I adjusted, and enjoyed the game, and through doing so came to indulge in a clever, witty and heartwarming ending (that nonetheless still has me planning a PS4 playthrough). But it was only upon further reflection that I realised the biggest, cleverest referential meta-joke in Guard Duty overall.
What’s old is new again
See, as we’ve discussed, the fantasy timeline of Guard Duty is straight up mid-1990s adventure game, right down to the stylistic choices and means of gameplay. Get to the other timeline, and things suddenly get more… edgy, less comical, and more focused on just finding the right thing to advance the next portion of plot.
It’s like a LucasArts game crashed into a WadjetEye game — wafty jokes in the former and biting writing and cynicism in the latter — and things got too tangled up. Or so I thought.
But the real clever thing here? It’s real clever. It’s commentary on the evolution of adventure games. Of course the fantasy old world is all classic gameplay and silly humour. Of course the future timeline is post-modern grittiness and streamlined, context sensitive gameplay with a huge narrative focus. It’s the meta-narrative of how this genre evolved.
And that?
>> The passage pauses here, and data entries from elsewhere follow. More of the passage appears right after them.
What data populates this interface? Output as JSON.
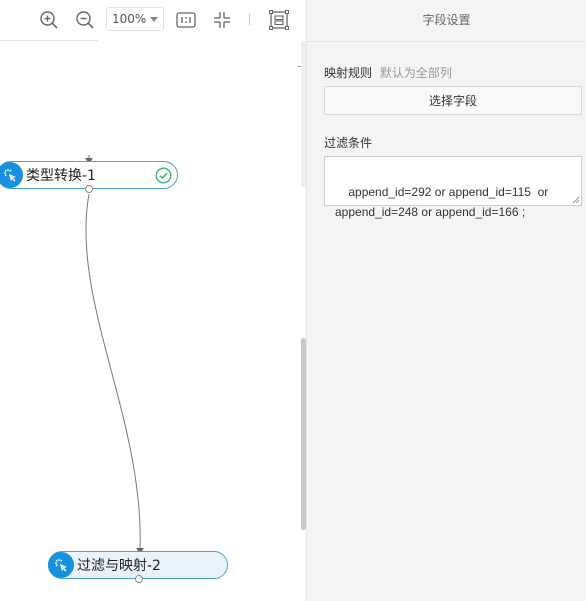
{
  "toolbar": {
    "zoom_value": "100%",
    "icons": [
      "zoom-in-icon",
      "zoom-out-icon",
      "actual-size-icon",
      "fit-screen-icon",
      "minimap-icon"
    ]
  },
  "canvas": {
    "nodes": [
      {
        "label": "类型转换-1",
        "status": "success",
        "icon": "pointer-click-icon"
      },
      {
        "label": "过滤与映射-2",
        "status": "selected",
        "icon": "pointer-click-icon"
      }
    ]
  },
  "panel": {
    "title": "字段设置",
    "mapping_label": "映射规则",
    "mapping_hint": "默认为全部列",
    "select_button": "选择字段",
    "filter_label": "过滤条件",
    "filter_value": "append_id=292 or append_id=115  or\nappend_id=248 or append_id=166 ;"
  },
  "colors": {
    "accent": "#1890e0",
    "success": "#3cb371",
    "panel_bg": "#f4f4f4"
  }
}
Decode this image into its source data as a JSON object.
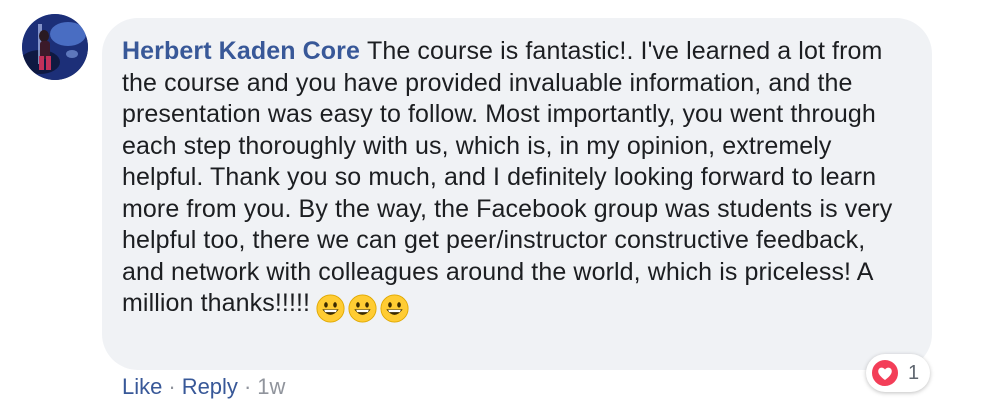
{
  "comment": {
    "author": "Herbert Kaden Core",
    "body": "The course is fantastic!. I've learned a lot from the course and you have provided invaluable information, and the presentation was easy to follow. Most importantly, you went through each step thoroughly with us, which is, in my opinion, extremely helpful. Thank you so much, and I definitely looking forward to learn more from you. By the way, the Facebook group was students is very helpful too, there we can get peer/instructor constructive feedback, and network with colleagues around the world, which is priceless! A million thanks!!!!!",
    "emojis": [
      "grinning-face",
      "grinning-face",
      "grinning-face"
    ],
    "reactions": {
      "icon": "heart-icon",
      "count": "1",
      "color": "#f33e58"
    }
  },
  "actions": {
    "like_label": "Like",
    "separator_1": "·",
    "reply_label": "Reply",
    "separator_2": "·",
    "timestamp": "1w"
  },
  "colors": {
    "bubble": "#f0f2f5",
    "author": "#385898",
    "text": "#1c1e21",
    "meta": "#90949c"
  }
}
That’s Guard Duty in a nutshell — a warm and lovingly made game you can saunter through and poke at over the course of an evening, and through its tales, trials, tribulations and triumphs, enjoy a highlight reel of everything that makes adventure games so wonderful — past and present.
And if all that’s not enough, it costs next to bloody nothing and it’s fan-bloody-tastic.
Tony’s Terminal Tabulations
Guard Duty would be fine as a love letter to the adventure game genre, but on Vita or any other console or computer you might play it on, it’s much more than that.
Sumptuous art, lively voice acting, immersive music and straightforward yet well paced puzzles make this a relaxing comedy stroll of a game that hides some tense and inspiring surprises.
It’s so cheap, too! What’s that about?!